head-hunting, practice of taking and preserving the head of a slain enemy. It has occurred throughout the world from ancient times into the 20th cent. In Europe, it flourished in the Balkans until the early 20th cent. The practice often has magico-religious motives. Head-hunting tribes usually believe that there is soul matter concentrated in the head; taking the head of an enemy not only adds to the totality of soul matter in one's community, it also weakens the power of the enemy. As a particularly gruesome symbol of victory, such trophies may also intimidate enemies and potential enemies. In addition, heads are secured as tokens of courage and manhood. In many societies, young men are allowed to marry only after they have taken their first head, and for each trophy they may wear a distinctive feather or special tattoo.
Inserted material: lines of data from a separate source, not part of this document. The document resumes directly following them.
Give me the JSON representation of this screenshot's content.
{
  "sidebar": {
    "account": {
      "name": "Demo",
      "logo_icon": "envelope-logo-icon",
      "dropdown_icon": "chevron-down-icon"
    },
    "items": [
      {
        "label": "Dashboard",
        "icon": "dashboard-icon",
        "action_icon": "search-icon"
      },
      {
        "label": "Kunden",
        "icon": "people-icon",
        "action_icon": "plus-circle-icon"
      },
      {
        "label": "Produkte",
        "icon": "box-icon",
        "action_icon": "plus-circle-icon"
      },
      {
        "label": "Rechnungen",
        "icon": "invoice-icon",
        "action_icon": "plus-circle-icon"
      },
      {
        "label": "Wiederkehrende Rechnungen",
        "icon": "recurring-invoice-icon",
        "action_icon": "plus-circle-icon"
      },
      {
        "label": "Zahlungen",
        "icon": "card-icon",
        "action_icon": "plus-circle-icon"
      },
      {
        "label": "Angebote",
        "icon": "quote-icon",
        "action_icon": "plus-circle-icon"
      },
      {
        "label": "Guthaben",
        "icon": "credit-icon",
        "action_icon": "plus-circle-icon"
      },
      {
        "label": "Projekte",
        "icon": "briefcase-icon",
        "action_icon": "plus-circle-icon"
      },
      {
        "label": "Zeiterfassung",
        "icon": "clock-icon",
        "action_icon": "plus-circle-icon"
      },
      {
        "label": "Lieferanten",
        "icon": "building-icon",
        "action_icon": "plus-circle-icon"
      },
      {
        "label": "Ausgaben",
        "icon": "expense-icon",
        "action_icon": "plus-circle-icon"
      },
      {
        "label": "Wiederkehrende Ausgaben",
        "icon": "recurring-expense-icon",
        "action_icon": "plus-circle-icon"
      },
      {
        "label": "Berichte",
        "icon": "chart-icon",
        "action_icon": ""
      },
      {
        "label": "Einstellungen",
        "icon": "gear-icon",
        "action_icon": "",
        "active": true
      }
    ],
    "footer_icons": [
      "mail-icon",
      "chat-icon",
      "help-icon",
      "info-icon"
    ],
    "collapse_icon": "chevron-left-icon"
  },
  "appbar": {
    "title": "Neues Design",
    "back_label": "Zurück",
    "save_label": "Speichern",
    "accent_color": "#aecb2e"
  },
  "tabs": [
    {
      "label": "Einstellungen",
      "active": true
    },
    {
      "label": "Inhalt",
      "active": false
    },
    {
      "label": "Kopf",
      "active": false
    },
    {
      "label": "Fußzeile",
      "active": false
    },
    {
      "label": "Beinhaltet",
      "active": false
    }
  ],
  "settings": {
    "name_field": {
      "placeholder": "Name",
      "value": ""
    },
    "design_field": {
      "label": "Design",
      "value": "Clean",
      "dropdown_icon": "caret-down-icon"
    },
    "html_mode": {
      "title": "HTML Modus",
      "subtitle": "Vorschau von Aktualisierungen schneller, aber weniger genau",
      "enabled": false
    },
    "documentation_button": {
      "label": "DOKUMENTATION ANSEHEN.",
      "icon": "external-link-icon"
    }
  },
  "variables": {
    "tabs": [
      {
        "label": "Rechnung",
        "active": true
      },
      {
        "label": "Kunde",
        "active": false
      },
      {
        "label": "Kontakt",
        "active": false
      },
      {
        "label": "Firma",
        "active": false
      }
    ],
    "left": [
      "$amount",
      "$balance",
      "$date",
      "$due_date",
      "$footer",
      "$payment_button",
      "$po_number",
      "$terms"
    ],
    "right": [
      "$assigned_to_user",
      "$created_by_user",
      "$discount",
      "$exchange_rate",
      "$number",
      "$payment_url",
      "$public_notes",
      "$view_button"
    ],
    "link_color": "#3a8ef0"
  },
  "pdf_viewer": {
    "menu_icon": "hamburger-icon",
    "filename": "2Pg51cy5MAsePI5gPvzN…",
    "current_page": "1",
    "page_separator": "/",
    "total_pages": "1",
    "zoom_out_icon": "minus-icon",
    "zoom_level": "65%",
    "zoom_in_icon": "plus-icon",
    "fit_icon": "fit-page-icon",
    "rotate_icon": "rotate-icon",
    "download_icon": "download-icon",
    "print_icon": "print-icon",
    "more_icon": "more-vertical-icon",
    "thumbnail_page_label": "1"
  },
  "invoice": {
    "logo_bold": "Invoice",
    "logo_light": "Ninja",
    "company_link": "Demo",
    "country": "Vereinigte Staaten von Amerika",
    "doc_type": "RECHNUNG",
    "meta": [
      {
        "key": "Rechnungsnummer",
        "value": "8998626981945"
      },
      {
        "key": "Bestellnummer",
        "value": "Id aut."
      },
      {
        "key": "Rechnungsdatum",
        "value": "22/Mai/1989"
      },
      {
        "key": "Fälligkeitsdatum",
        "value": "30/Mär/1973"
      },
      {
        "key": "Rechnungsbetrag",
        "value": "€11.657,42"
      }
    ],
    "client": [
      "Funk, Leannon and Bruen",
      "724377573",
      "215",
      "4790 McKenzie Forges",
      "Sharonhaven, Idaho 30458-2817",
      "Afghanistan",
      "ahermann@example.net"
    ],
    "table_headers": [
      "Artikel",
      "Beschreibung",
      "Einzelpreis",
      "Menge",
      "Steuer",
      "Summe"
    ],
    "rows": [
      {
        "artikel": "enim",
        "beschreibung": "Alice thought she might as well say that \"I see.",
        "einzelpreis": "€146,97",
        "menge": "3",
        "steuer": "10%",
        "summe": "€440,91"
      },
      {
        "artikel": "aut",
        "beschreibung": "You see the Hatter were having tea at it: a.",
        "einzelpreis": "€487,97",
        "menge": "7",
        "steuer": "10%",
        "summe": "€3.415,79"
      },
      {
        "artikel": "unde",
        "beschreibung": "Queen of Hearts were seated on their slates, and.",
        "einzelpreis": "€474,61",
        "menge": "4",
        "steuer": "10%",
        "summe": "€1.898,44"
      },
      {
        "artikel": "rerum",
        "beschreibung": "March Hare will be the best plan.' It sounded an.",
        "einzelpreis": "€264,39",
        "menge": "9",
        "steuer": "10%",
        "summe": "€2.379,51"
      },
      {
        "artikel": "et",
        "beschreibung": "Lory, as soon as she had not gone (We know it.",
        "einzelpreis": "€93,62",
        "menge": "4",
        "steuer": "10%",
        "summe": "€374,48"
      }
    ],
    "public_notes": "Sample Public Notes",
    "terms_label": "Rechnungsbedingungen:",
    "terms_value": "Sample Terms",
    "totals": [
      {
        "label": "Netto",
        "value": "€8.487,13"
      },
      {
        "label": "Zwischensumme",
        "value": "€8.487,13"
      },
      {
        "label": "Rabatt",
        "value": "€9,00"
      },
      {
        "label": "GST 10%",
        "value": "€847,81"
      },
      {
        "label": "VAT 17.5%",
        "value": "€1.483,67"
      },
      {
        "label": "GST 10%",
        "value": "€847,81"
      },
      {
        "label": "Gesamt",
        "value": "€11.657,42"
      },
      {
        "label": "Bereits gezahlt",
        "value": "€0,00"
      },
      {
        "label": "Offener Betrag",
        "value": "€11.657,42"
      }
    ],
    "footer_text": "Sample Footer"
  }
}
In some parts of the world, notably among the natives of North America, the scalp alone was taken (see scalping), and the hair was often used in the making of amulets (see amulet). Heads may be mummified in various ways, as in New Guinea, where both skull and skin are preserved, or among the Jívaro of South America, where the skin alone is preserved to produce a so-called shrunken head. An increase in head-hunting and concomitant warfare is often associated with the penetration of Westerners who like to buy and collect these trophies. See also cannibalism.
See M. Harner, The Jivaro (1972).